Trouble bubbling again at former Fizzary location?
November 22, 2016
The alleged Mission Street gambling den that Capp Street Crap reported on extensively last year appears to have returned.
According to a Mission Local article that cites unnamed neighbors, the same gambling operation that ran out of the former site of The Fizzary soda shop at 2949 Mission St. is back and using the Lilac Street-facing portion of the building for all-night parties. From the article:
Parked cars clog the narrow Lilac Alley that runs behind the building, their occupants entering and leaving the den to gamble, play pool, drink, and solicit prostitutes. The parties generally begin after midnight on Friday, Saturday, and Sunday. The activity keeps some neighbors up until dawn.
“There’s been fights in the back alley, people urinating, vomiting,” said one neighbor. “There’s no parking in the back alley. All these people park back there, honking all night long and it’s hard to sleep.”
Vacant for months with a “for lease” sign out front, 2949 Mission St. was the subject of complaints throughout fall 2015 after former Fizzary owner Taylor Peck said he unwittingly subleased to a couple who claimed to want space to run their vitamin business. There was a shooting at the former Fizzary, multiple police raids at the Mission Street property, and the situation got so tense that Peck ultimately vandalized the front of the building in hopes of forcing authorities to do something about the problems inside. Peck was evicted and the subtenants forced out in January.
Mission Local’s recent article also quoted a neighbor who believed the operation had relocated to Capp Street before returning to its old location.
Back in May, several Mission neighbors told me a gambling operation did in fact appear to be going on in a warehouse near 23rd and Capp streets.

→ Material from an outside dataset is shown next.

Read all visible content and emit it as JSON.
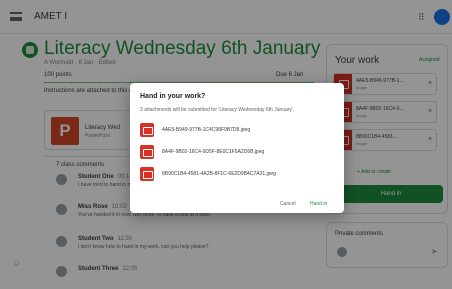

One woman told me that two months prior, she saw what looked like gambling machines being hauled into the warehouse and that a neighbor told her it was the same people associated with the problems at The Fizzary.
The woman, who didn’t want to give her name, said that noise had not been an issue, but that people often stood outside the warehouse door late at night calling on their cellphones to be let in. Two security cameras had recently been installed near the warehouse’s entrance.
I attempted to talk to a woman waiting outside the building one afternoon but she ignored me, and ultimately turned her back on me. I left my phone number with a woman who eventually opened the door to let her in, but received no response.
I’ve spoken to the woman since and she told me that whoever was using the warehouse appeared to have left.
Now in Los Angeles, Peck expressed amazement that the problems have returned.
“My thoughts go out to the neighbors… Great folks that shouldn’t need to tolerate this,” he wrote in an email. “A lesson in neighbor unity and rallying for a common cause…we tried and felt fairly isolated in our pursuits.”
[Photo by Eric D]